To connect the antenna seat 12 to the worm gear 15, an eccentric projection 32(FIG. 2) is formed on the worm gear 15 and extends into an eccentric hole 33(FIG. 4) formed on the antenna seat 12 so that when the worm gear 15 rotates, the eccentric projection 32 forces the antenna seat 12 to follow.

Referring now back to FIG. 1, to set up a reference direction there is included a sighting device comprising a sight 34 and a sight plug 35. The straight line running between the sight 34 and the sight plug 35 can be aimed at a particular orientation, for example south, and any desired orientation can be precisely obtained with the straight line as a reference.

It should be apparent that although the invention has been described in connection with the preferred embodiment, it is contemplated that those skilled in the art may make changes to certain features of the preferred embodiment without altering the overall basic function and concept of the invention and without departing from the spirit and scope of the invention, as defined in the appended claims.

Patent Citations
Cited PatentFiling datePublication dateApplicantTitle
US4040058 *Mar 4, 1975Aug 2, 1977Taiyo Musen Co., Ltd.Direction finder
US4126865 *Nov 11, 1976Nov 21, 1978The Secretary Of State For Defence In Her Britannic Majesty's Government Of The United Kingdom Of Great Britain And Northern IrelandSatellite tracking dish antenna
US4672385 *Jan 3, 1984Jun 9, 1987Mel-Du Inc.Satellite tracking system
US4692771 *Mar 28, 1985Sep 8, 1987Satellite Technology Services, Inc.For receiving satellite broadcast data
US4841309 *Feb 19, 1988Jun 20, 1989Echosphere CorporationAntenna with motorized positioner
Referenced by
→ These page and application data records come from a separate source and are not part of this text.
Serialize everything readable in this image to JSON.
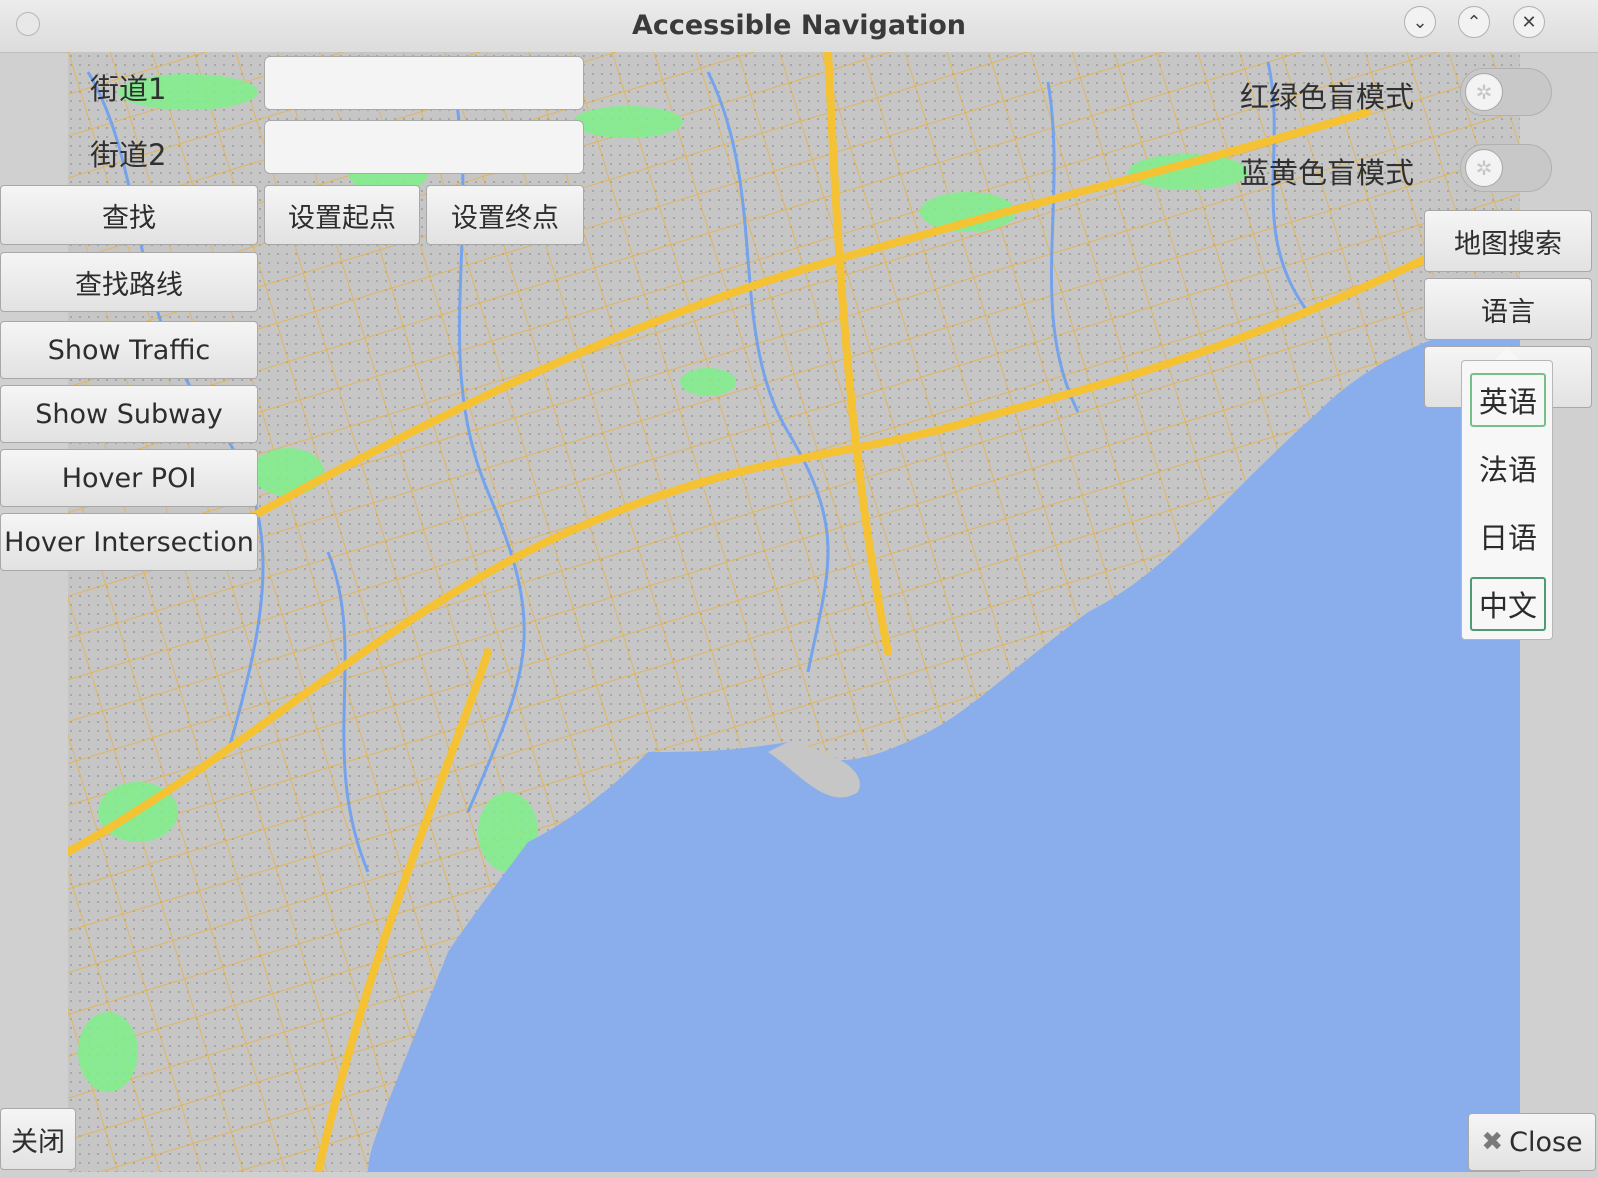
{
  "window": {
    "title": "Accessible Navigation"
  },
  "titlebar_icons": [
    "minimize-icon",
    "maximize-icon",
    "close-icon"
  ],
  "search_panel": {
    "street1_label": "街道1",
    "street2_label": "街道2",
    "street1_value": "",
    "street2_value": "",
    "find_button": "查找",
    "set_start_button": "设置起点",
    "set_end_button": "设置终点",
    "find_route_button": "查找路线",
    "show_traffic_button": "Show Traffic",
    "show_subway_button": "Show Subway",
    "hover_poi_button": "Hover POI",
    "hover_intersection_button": "Hover Intersection"
  },
  "right_panel": {
    "red_green_label": "红绿色盲模式",
    "blue_yellow_label": "蓝黄色盲模式",
    "red_green_on": false,
    "blue_yellow_on": false,
    "map_search_button": "地图搜索",
    "language_button": "语言"
  },
  "language_menu": {
    "items": [
      "英语",
      "法语",
      "日语",
      "中文"
    ],
    "focused_item": "英语",
    "selected_item": "中文"
  },
  "bottom": {
    "exit_button": "关闭",
    "close_button": "Close"
  },
  "colors": {
    "water": "#8aadec",
    "land": "#c6c6c6",
    "roads": "#f4b21e",
    "parks": "#7ff08a",
    "rivers": "#6c9ef0"
  }
}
Citing PatentFiling datePublication dateApplicantTitle
US5453753 *Sep 8, 1993Sep 26, 1995Dorne & Margolin, Inc.Mechanically steerable modular planar patch array antenna
US5560256 *Mar 10, 1995Oct 1, 1996Tines; John L.Base support for movable objects
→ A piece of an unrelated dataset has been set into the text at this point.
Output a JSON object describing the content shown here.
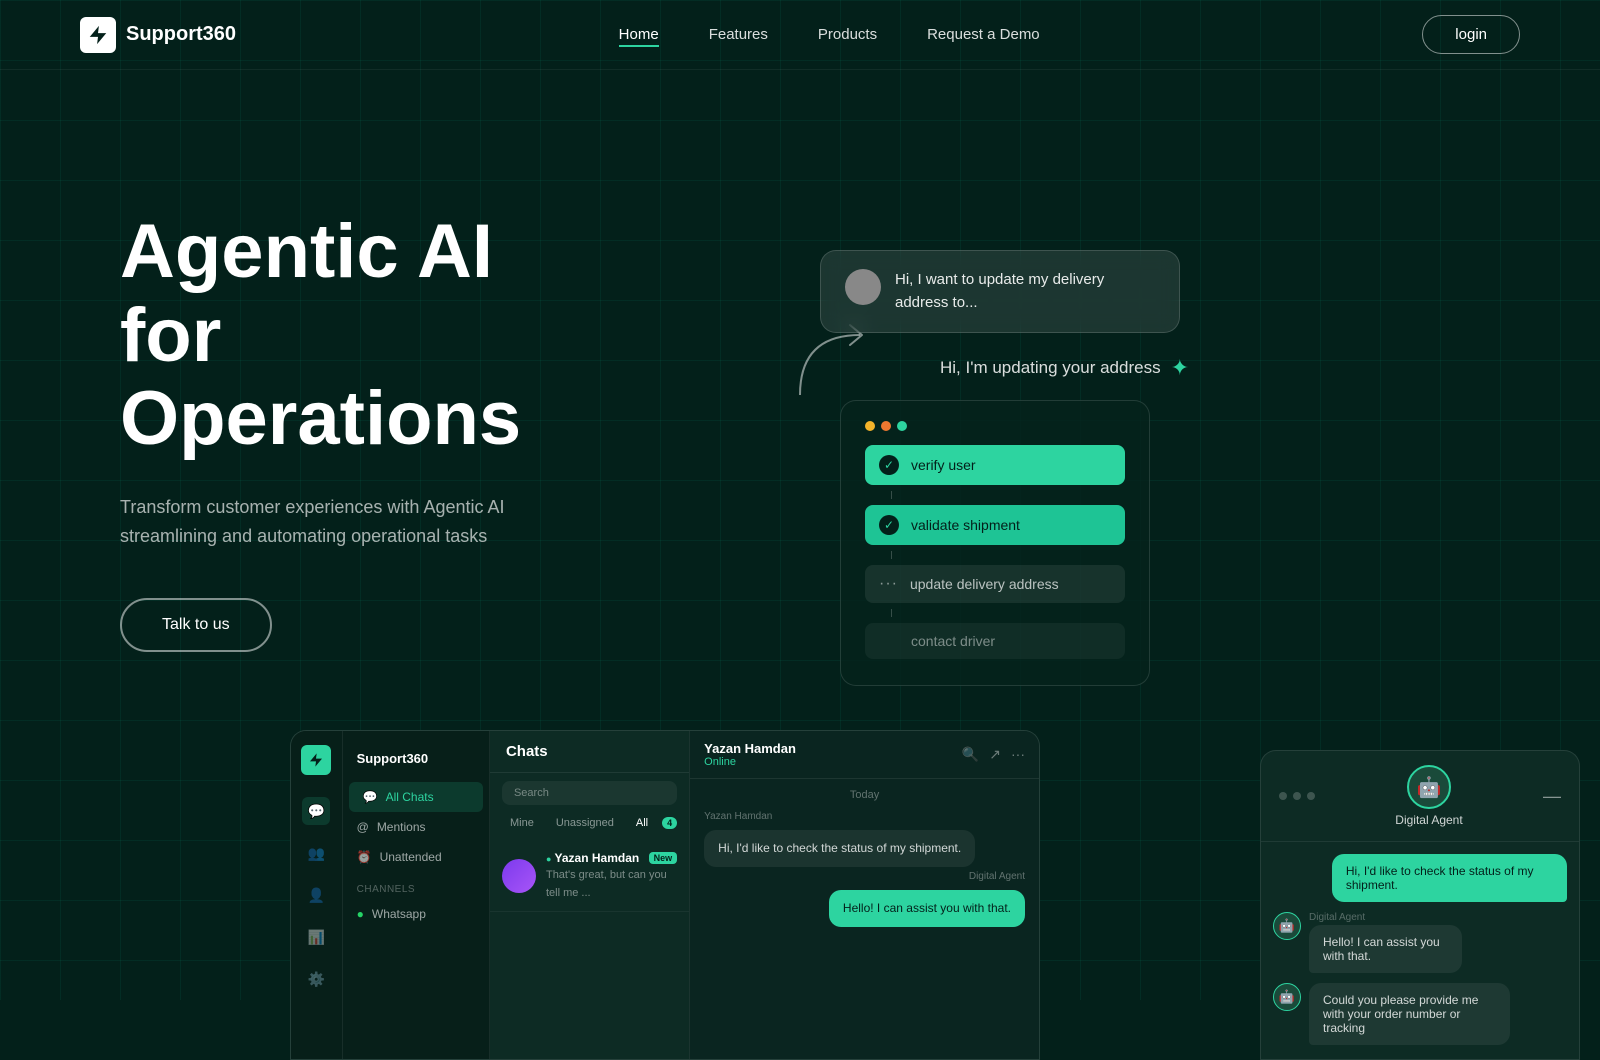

US6002376 *May 1, 1998Dec 14, 1999Nec CorporationAntenna driving apparatus
US6313805 *Sep 29, 2000Nov 6, 2001Nec CorporationWide range azimuth driving system for satellite communication antenna
US6657598Oct 12, 2001Dec 2, 2003Andrew CorporationMethod of and apparatus for antenna alignment
WO2006122681A1 *May 10, 2006Nov 23, 2006Sigma Wireless Technologies LtAntenna assembly
Classifications
U.S. Classification343/766, 343/765, 343/763
International ClassificationH01Q1/12, H01Q3/04
Cooperative ClassificationH01Q1/125, H01Q3/04
European ClassificationH01Q1/12E, H01Q3/04
Legal Events
DateCodeEventDescription
Jan 6, 2012ASAssignment
Effective date: 20111230
Free format text: CONVERSION FROM A LIMITED LIABILITY COMPANY TO A CORPORATION;ASSIGNOR:ENERGY MAINTENANCE SERVICES GROUP I, LLC;REEL/FRAME:027491/0285
Owner name: ENERGY MAINTENANCE SERVICES GROUP I, INC., TEXAS
Dec 28, 2011ASAssignment
Free format text: SECURITY AGREEMENT;ASSIGNOR:ENERGY MAINTENANCE SERVICES GROUP I, LLC;REEL/FRAME:027457/0063
Owner name: VICTORY PARK MANAGEMENT, LLC, AS AGENT, ILLINOIS
Effective date: 20111227
Mar 11, 2010ASAssignment
Owner name: VICTORY PARK MANAGEMENT, LLC,ILLINOIS
Free format text: SECURITY AGREEMENT;ASSIGNOR:ENERGY MAINTENANCE SERVICES GROUP I, LLC;REEL/FRAME:024066/0250
Effective date: 20100303
Owner name: VICTORY PARK MANAGEMENT, LLC, ILLINOIS
Apr 18, 2008ASAssignment
Owner name: ENERGY MAINTENANCE SERVICES GROUP I, LLC, TEXAS
Free format text: SUPPLEMENTAL PATENT ASSIGNMENT AGREEMENT;ASSIGNOR:VERLINE, INCORPORATED;REEL/FRAME:020817/0886
Effective date: 20080415
Feb 8, 2008ASAssignment
Owner name: ENERGY MAINTENANCE SERVICES GROUP I, LLC, TEXAS
Free format text: CONVEYANCE OF 50% INTEREST IN ALL PATENTS AND APPLICATIONS;ASSIGNOR:VERLINE, INCORPORATED;REEL/FRAME:020487/0090
Effective date: 20080129
Nov 20, 2001FPExpired due to failure to pay maintenance fee
Effective date: 20010914
Sep 16, 2001LAPSLapse for failure to pay maintenance fees
Apr 10, 2001REMIMaintenance fee reminder mailed
Dec 27, 1996FPAYFee payment
Year of fee payment: 4